Scripture Reading: Matthew 23:1-39, Exodus 10:21-23, Romans 8:22-23
Today’s passage is a doozy. In Matthew 23, Jesus holds nothing back, saving His harshest, sternest rebuke for two groups.
First were the prideful Pharisees, who piled unnecessary burden onto the people. Rather than seeing God’s law as His love, the Pharisees used it as a weapon of position and power. Second were the sidelined scribes. They knew the law, but refused to speak up against the Pharisees’ hypocrisy, and therefore, became a part of the problem themselves. Fearful of the Pharisees’ power, the scribes kept silent, allowing the Pharisees’ perverted message to flourish. They could’ve been a voice for truth, but instead stood by and allowed the Pharisees to abuse the people.
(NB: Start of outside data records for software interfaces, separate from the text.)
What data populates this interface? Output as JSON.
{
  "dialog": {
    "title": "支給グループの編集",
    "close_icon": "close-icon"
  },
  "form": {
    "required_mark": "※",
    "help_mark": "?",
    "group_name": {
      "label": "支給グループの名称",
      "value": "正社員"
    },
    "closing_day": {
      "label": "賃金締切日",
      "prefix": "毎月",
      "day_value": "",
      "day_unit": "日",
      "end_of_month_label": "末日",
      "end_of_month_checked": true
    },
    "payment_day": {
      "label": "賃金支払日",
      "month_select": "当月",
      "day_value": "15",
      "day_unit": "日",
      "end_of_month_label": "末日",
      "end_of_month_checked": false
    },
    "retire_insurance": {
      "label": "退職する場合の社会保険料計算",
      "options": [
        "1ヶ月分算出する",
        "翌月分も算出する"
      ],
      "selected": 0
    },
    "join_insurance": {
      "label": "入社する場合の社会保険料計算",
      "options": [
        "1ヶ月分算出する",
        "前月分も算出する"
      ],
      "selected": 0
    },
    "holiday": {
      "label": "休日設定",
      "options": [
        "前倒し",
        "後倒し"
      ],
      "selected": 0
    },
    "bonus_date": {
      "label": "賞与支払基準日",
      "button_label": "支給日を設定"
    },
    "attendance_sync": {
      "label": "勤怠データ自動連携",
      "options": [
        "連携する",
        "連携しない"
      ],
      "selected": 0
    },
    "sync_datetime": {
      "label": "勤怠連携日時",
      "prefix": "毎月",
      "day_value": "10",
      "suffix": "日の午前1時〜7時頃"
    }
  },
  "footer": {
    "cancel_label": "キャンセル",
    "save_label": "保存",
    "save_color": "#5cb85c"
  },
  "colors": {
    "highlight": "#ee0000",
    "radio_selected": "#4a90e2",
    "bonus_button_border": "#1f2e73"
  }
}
Jesus strongly condemned the Pharisees and scribes—but why?
Jesus saw their passion for position. The Pharisees were obsessed with increasing their own authority. They cared a lot about titles, requiring people to call them “Teacher,” “Master,” or “Father,” and racked up converts—not for the benefit of others’ souls, but for the sake of showing the power of their sect. They exalted themselves with false humility, and Jesus saw right through it.
The Pharisees perverted the Lord’s priorities. They were strict and precise when it came to small matters within the law, while being careless and loose about the things that mattered most. They pointed out small flaws in others while ignoring pervasive sin in their own hearts.
Jesus condemned the powerlessness of the Pharisees’ prescriptions. In their position of influence, Pharisees and scribes could have pointed people to deeper relationship with the Lord. Instead, they paved a road that led to destruction.
The Pharisees were preoccupied with perception. They cared deeply about what other people thought of them, wanting to be followed, trusted, honored, and revered. More concerned with their outward appearance than substance, they dressed to impress. In Deuteronomy, the Lord told His people to impress His commandments on their hearts, to “tie them on your hands and bind them on your foreheads” (6:8). Jews took that literally. During times of prayer, they tied small leather boxes called phylacteries onto their foreheads with Scripture verses hidden inside. The Pharisees made their phylacteries as large as possible, as if to say, “Look at how much Scripture I can carry on my forehead! More than you!”
But does it really matter how beautiful you look on the outside, if you’re dying on the inside? Does it matter how beautiful the stone is, when all it marks is a grave?
The Pharisees were persistent in pride. They allowed themselves to carry on in the sin of their day, while still convinced they would’ve opposed the sins of their fathers. Jesus exposes their hypocrisy and self-deception under the microscope of truth. But the rebukes we hear in Matthew 23 aren’t angry rants—they are woes. Jesus feels deep anguish for the Pharisees and scribes, and for the people they are leading astray, to death. He isn’t smug. He’s not pointing fingers. He’s begging them to see the light.
I imagine Jesus’ heart tearing in two as He speaks to them, longing for them to hear and receive the truth. He knows these are the very men whose hardened hearts will soon cry out, “Crucify!” These men and their pride, their empty passions—they will soon lead Jesus to the cross.
Claire Gibson is a writer whose work has been featured in publications including The Washington Post and Entrepreneur Magazine among many others. An Army kid who grew up at West Point, New York, Claire is currently growing roots in Nashville, Tennessee, with her husband, Patrick, their son, Sam, and their dog, Winnie. Her debut novel, Beyond the Point, will be published next year.